▶ _Activity_: Where a line below holds the string "ĐƯỜNG", copy that line.

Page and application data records
BEGIN

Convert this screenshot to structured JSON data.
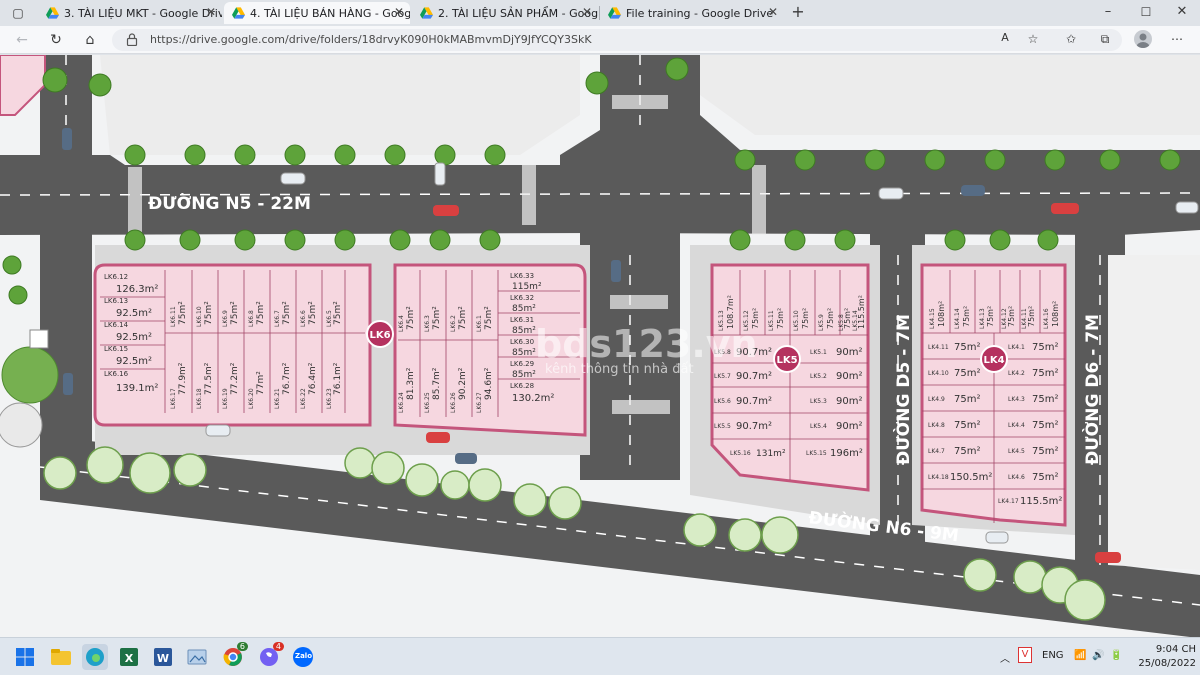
{
  "browser": {
    "tabs": [
      {
        "label": "3. TÀI LIỆU MKT - Google Drive",
        "active": false
      },
      {
        "label": "4. TÀI LIỆU BÁN HÀNG - Google",
        "active": true
      },
      {
        "label": "2. TÀI LIỆU SẢN PHẨM - Google",
        "active": false
      },
      {
        "label": "File training - Google Drive",
        "active": false
      }
    ],
    "new_tab": "+",
    "window_controls": {
      "minimize": "–",
      "maximize": "☐",
      "close": "✕"
    },
    "url": "https://drive.google.com/drive/folders/18drvyK090H0kMABmvmDjY9JfYCQY3SkK",
    "read_aloud": "A",
    "colors": {
      "accent": "#dfe3e8",
      "road": "#5b5b5b",
      "lot": "#f6d7e0",
      "lot_border": "#c4557c",
      "badge": "#b5325f"
    }
  },
  "map": {
    "roads": {
      "n5": "ĐƯỜNG N5 - 22M",
      "n6": "ĐƯỜNG N6 - 9M",
      "d5": "ĐƯỜNG D5 - 7M",
      "d6": "ĐƯỜNG D6 - 7M"
    },
    "watermark": "bds123.vn",
    "watermark_sub": "kênh thông tin nhà đất",
    "blocks": [
      {
        "badge": "LK6",
        "left": [
          {
            "id": "LK6.12",
            "area": "126.3m²"
          },
          {
            "id": "LK6.13",
            "area": "92.5m²"
          },
          {
            "id": "LK6.14",
            "area": "92.5m²"
          },
          {
            "id": "LK6.15",
            "area": "92.5m²"
          },
          {
            "id": "LK6.16",
            "area": "139.1m²"
          }
        ],
        "top_row": [
          "75m²",
          "75m²",
          "75m²",
          "75m²",
          "75m²",
          "75m²",
          "75m²"
        ],
        "top_ids": [
          "LK6.11",
          "LK6.10",
          "LK6.9",
          "LK6.8",
          "LK6.7",
          "LK6.6",
          "LK6.5"
        ],
        "bottom_row": [
          "77.9m²",
          "77.5m²",
          "77.2m²",
          "77m²",
          "76.7m²",
          "76.4m²",
          "76.1m²"
        ],
        "bottom_ids": [
          "LK6.17",
          "LK6.18",
          "LK6.19",
          "LK6.20",
          "LK6.21",
          "LK6.22",
          "LK6.23"
        ]
      },
      {
        "right_top": [
          "75m²",
          "75m²",
          "75m²",
          "75m²"
        ],
        "right_top_ids": [
          "LK6.4",
          "LK6.3",
          "LK6.2",
          "LK6.1"
        ],
        "right_bottom": [
          "81.3m²",
          "85.7m²",
          "90.2m²",
          "94.6m²"
        ],
        "right_bottom_ids": [
          "LK6.24",
          "LK6.25",
          "LK6.26",
          "LK6.27"
        ],
        "column": [
          {
            "id": "LK6.33",
            "area": "115m²"
          },
          {
            "id": "LK6.32",
            "area": "85m²"
          },
          {
            "id": "LK6.31",
            "area": "85m²"
          },
          {
            "id": "LK6.30",
            "area": "85m²"
          },
          {
            "id": "LK6.29",
            "area": "85m²"
          },
          {
            "id": "LK6.28",
            "area": "130.2m²"
          }
        ]
      },
      {
        "badge": "LK5",
        "top": [
          "108.7m²",
          "75m²",
          "75m²",
          "75m²",
          "75m²",
          "75m²",
          "115.5m²"
        ],
        "top_ids": [
          "LK5.13",
          "LK5.12",
          "LK5.11",
          "LK5.10",
          "LK5.9",
          "LK5.8",
          "LK5.14"
        ],
        "left": [
          {
            "id": "LK5.8",
            "area": "90.7m²"
          },
          {
            "id": "LK5.7",
            "area": "90.7m²"
          },
          {
            "id": "LK5.6",
            "area": "90.7m²"
          },
          {
            "id": "LK5.5",
            "area": "90.7m²"
          },
          {
            "id": "LK5.16",
            "area": "131m²"
          }
        ],
        "right": [
          {
            "id": "LK5.1",
            "area": "90m²"
          },
          {
            "id": "LK5.2",
            "area": "90m²"
          },
          {
            "id": "LK5.3",
            "area": "90m²"
          },
          {
            "id": "LK5.4",
            "area": "90m²"
          },
          {
            "id": "LK5.15",
            "area": "196m²"
          }
        ]
      },
      {
        "badge": "LK4",
        "top": [
          "108m²",
          "75m²",
          "75m²",
          "75m²",
          "75m²",
          "108m²"
        ],
        "top_ids": [
          "LK4.15",
          "LK4.14",
          "LK4.13",
          "LK4.12",
          "LK4.11",
          "LK4.16"
        ],
        "left": [
          {
            "id": "LK4.11",
            "area": "75m²"
          },
          {
            "id": "LK4.10",
            "area": "75m²"
          },
          {
            "id": "LK4.9",
            "area": "75m²"
          },
          {
            "id": "LK4.8",
            "area": "75m²"
          },
          {
            "id": "LK4.7",
            "area": "75m²"
          },
          {
            "id": "LK4.18",
            "area": "150.5m²"
          }
        ],
        "right": [
          {
            "id": "LK4.1",
            "area": "75m²"
          },
          {
            "id": "LK4.2",
            "area": "75m²"
          },
          {
            "id": "LK4.3",
            "area": "75m²"
          },
          {
            "id": "LK4.4",
            "area": "75m²"
          },
          {
            "id": "LK4.5",
            "area": "75m²"
          },
          {
            "id": "LK4.6",
            "area": "75m²"
          },
          {
            "id": "LK4.17",
            "area": "115.5m²"
          }
        ]
      }
    ]
  },
  "taskbar": {
    "badges": {
      "chrome": "6",
      "viber": "4"
    },
    "zalo": "Zalo",
    "lang": "ENG",
    "time": "9:04 CH",
    "date": "25/08/2022"
  }
}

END

▶ _Written solution_:
      "n5": "ĐƯỜNG N5 - 22M",
      "n6": "ĐƯỜNG N6 - 9M",
      "d5": "ĐƯỜNG D5 - 7M",
      "d6": "ĐƯỜNG D6 - 7M"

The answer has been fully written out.